You Can Save Patients from Lifelong Lymphedema

A 30-second test can help prevent cancer-related lymphedema


Care Team-1

How You Can Help Patients Who Are At Risk

To actually prevent lymphedema, patients need to be identified early and placed on a compression garment protocol ​before​ they develop symptoms. By the time they experience swelling, the condition is typically irreversible. By following a proven prevention protocol, you can help your patients get prompt treatment and maintain a good quality of life.

Unfortunately, Most Tools Can't Reliably Detect Subclinical Lymphedema

Tools like tape measures and perometry lack the accuracy and objective data that are necessary to detect subclinical lymphedema consistently. These technologies rely on significant fluid accumulation to detect measurable increases in limb circumference, and increases in fat and soft tissue that may further complicate interpretation. And when you factor in human variability, these instruments become unreliable.

Screen Shot 2019-10-02 at 12.30.39 PM-1
Screen Shot 2019-10-02 at 12.30.39 PM-2

The ONLY Accurate and Reliable Test for Detecting Subclinical Lymphedema

Today, the only reliable tool we have to spot subclinical lymphedema is bioimpedance spectroscopy (L-Dex®), which measures extracellular fluid. The L-Dex score represents the difference in the amount of extracellular fluid in an at-risk limb compared to an unaffected limb. It uses noninvasive bioimpedance spectroscopy (BIS), which is capable of detecting fluid changes as small as 2.4 tablespoons (36ml).

Lymphedema Prevention Is As Simple As: Test, Trigger, Treat

It’s not possible to predict which patients will develop lymphedema. The L-Dex score, however, was shown in the PREVENT trial to detect lymphedema early enough to treat and prevent it1. That’s why every patient should be tested.



Once a patient has been diagnosed with breast cancer, melanoma, or pelvic area cancers, they will be tested by a member of your staff to record a baseline L-Dex score. The test itself takes less than 30 seconds and provides an ​immediate​ reading. After cancer surgery, patients should get tested every 3 months for the first 3 years, every 6 months for years 4 and 5, and annually thereafter2.



Evidence shows that if a patient’s L-Dex score increases 6.5 or more from the baseline, that’s a “trigger” to evaluate the patient and initiate intervention1.

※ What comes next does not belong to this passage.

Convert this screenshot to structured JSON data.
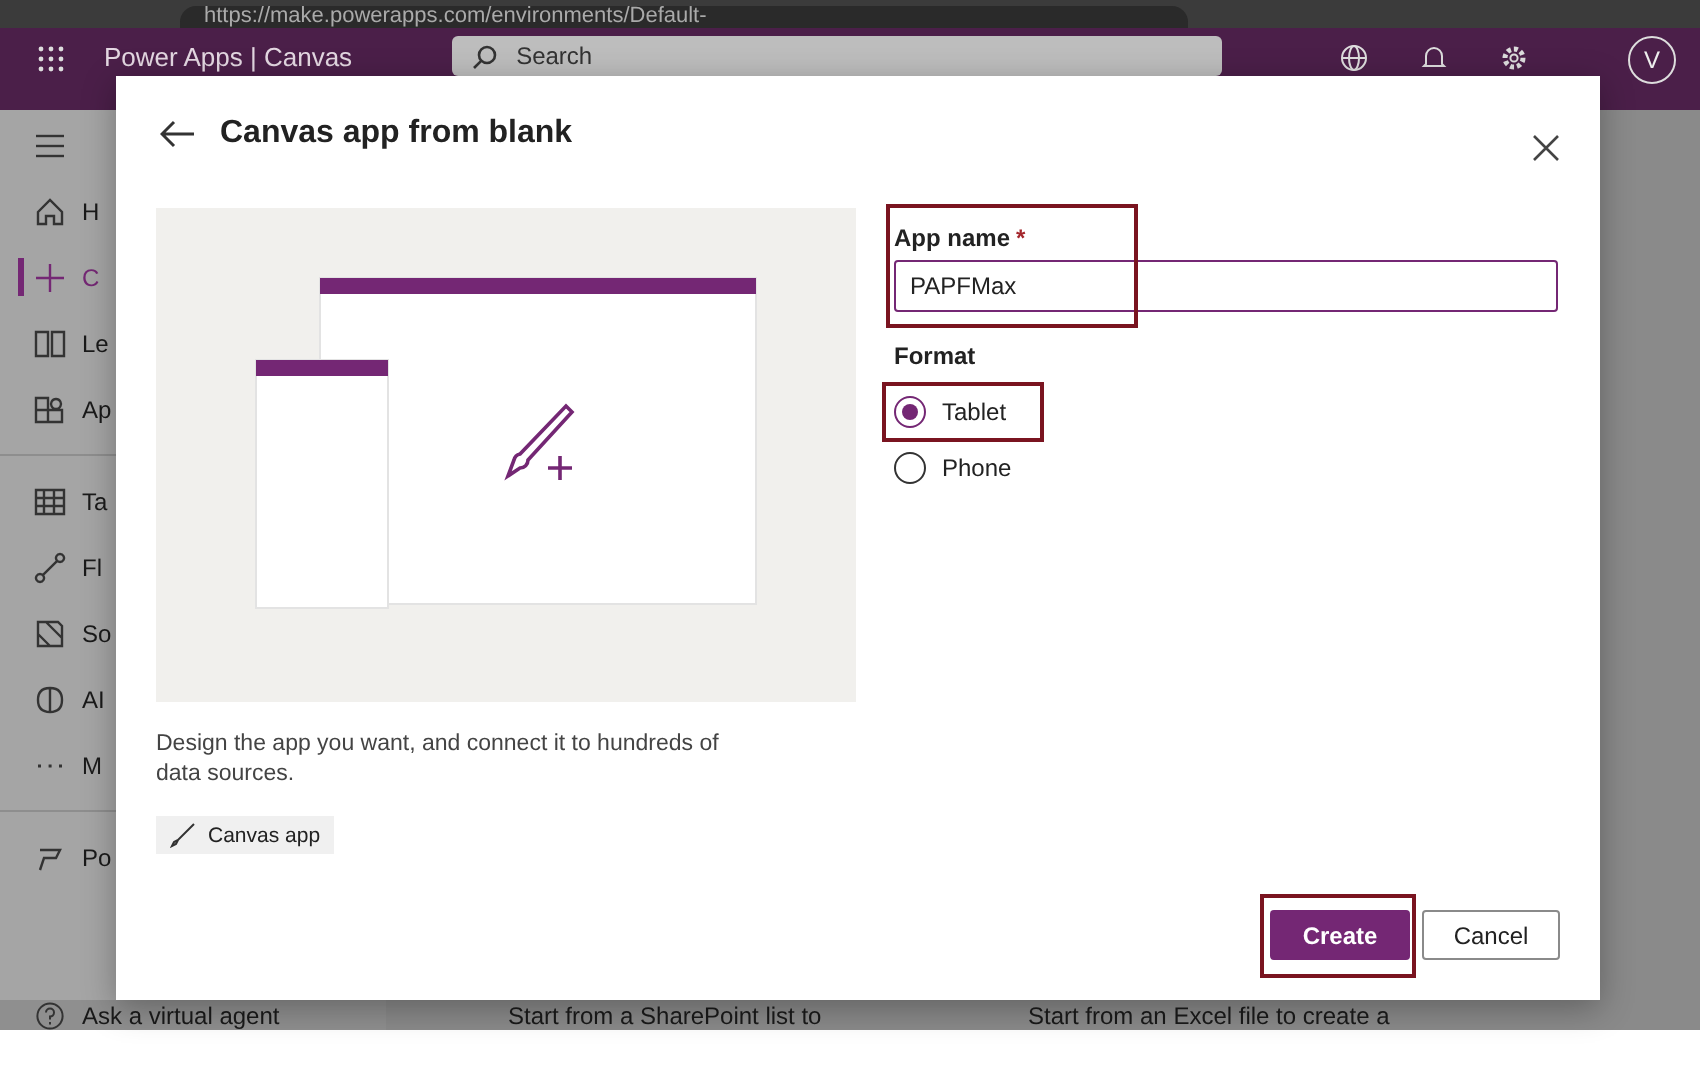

Treatment for patients diagnosed with early lymphedema, including standard compression garments worn at home for 4 weeks, 12 hours per day, has been shown to reduce the progression of lymphedema by 95% in breast cancer patients​1.

Support a Prevention Program and Help End Cancer-Related Lymphedema

As your patient’s caregiver, you are uniquely positioned to administer the SOZO test and to escalate treatment if the L-Dex score indicates lymphedema is developing. The good news is, we’ve already created the step-by-step playbook for lymphedema prevention. All you need to do is follow it.

Together, We Can End
Cancer-Related Lymphedema

  • References

    1. Ridner SH, et al. A Randomized Trial Evaluating Bioimpedance Spectroscopy Versus Tape Measurement for the Prevention of Lymphedema Following Treatment for Breast Cancer: Interim Analysis. Ann Surg Oncol 2019;

    2. Shah C, et al. Bioimpedance Spectroscopy for Breast Cancer Related Lymphedema Assessment: Clinical Practice Guidelines. The Breast Journal 2016;DOI: 10.1111/tbj.12647.